The president of the European Central Bank (ECB), Christine Lagarde, has thrown her weight behind the bank’s active involvement in the development of a central bank digital currency (CBDC) to address the demand for faster and cheaper cross-border payments.
Speaking to French magazine Challenges, she discussed the most probable threats to the global economy this new year. She named a down turn in trade and a range of uncertainties, geopolitical risks, and climate change, as the things to look out for. As far as the global economy is concerned, she stressed that the EU “is still the most powerful economic and trading area in the world, with enormous potential.”
When asked about the ECB’s dedication to the exploration of a CBDC, she spoke passionately about the pressing need for a fast and low cost cross-border payments solution. She said;
“ECB will continue to assess the costs and benefits of issuing a central bank digital currency that would ensure that the general public remains able to use central bank money even if the use of physical cash eventually declines.”
According to Lagarde, the ECB remains active in examining the feasibility and merits of a CBDC, as such means of influence on the financial sector and transmission of monetary policy. She said that the ECB had formed an expert taskforce set to work closely with national central banks to examine the feasibility of a euro area CBDC.
When asked about any current efforts to launch a CBDC at the ECB, she said;
“We are working on all aspects of CBDC, with in-depth analysis of costs and benefits of such a new form of central bank money. It will take a while before we will communicate on our conclusions.”
The ECB president had previously demonstrated a friendly stance towards the crypto space. She said back in December that the ECB should always be ahead of the curve when it comes to stable coin demand. Before she took over as the ECB boss, she had voiced her commitment to make sure that institutions promptly adapt to the rapidly changing financial environment.
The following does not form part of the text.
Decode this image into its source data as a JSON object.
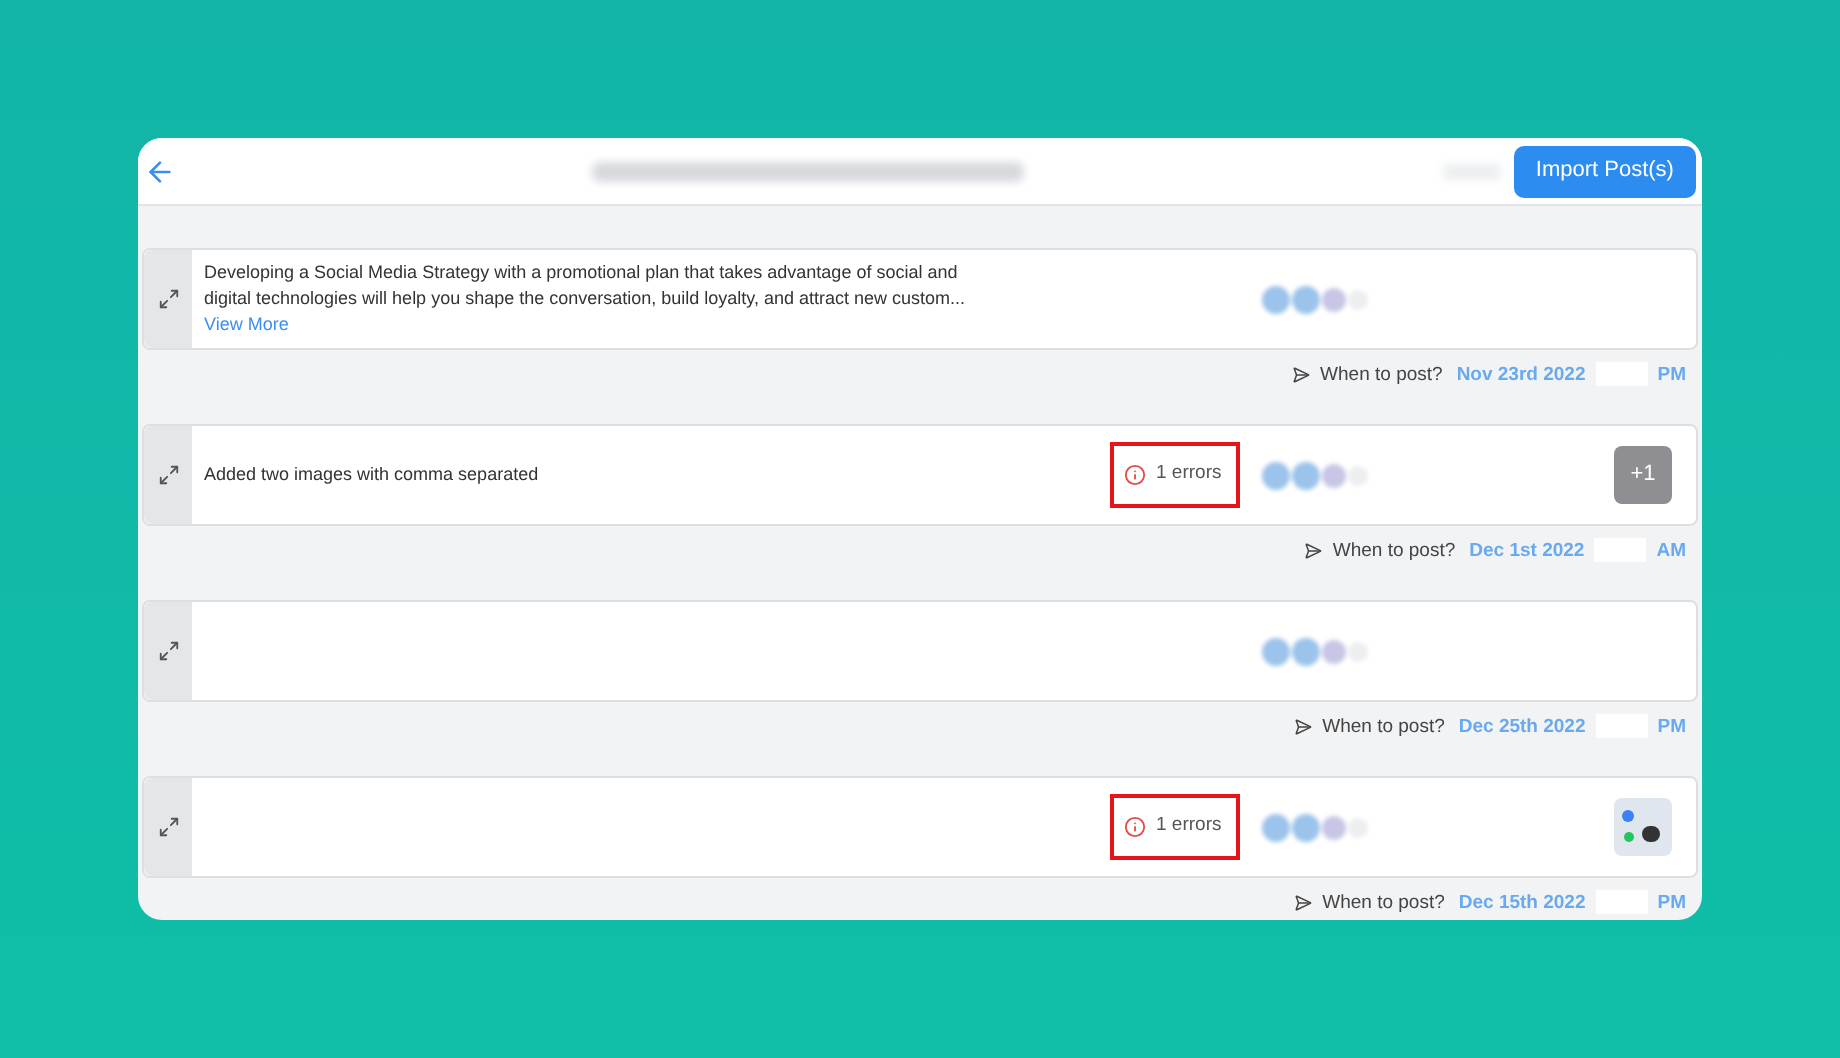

At the moment, the ECB is all for a digital Euro equivalent just as China is all for a digital Yuan equivalent. The European financial block does not want its citizens holding too much of it though.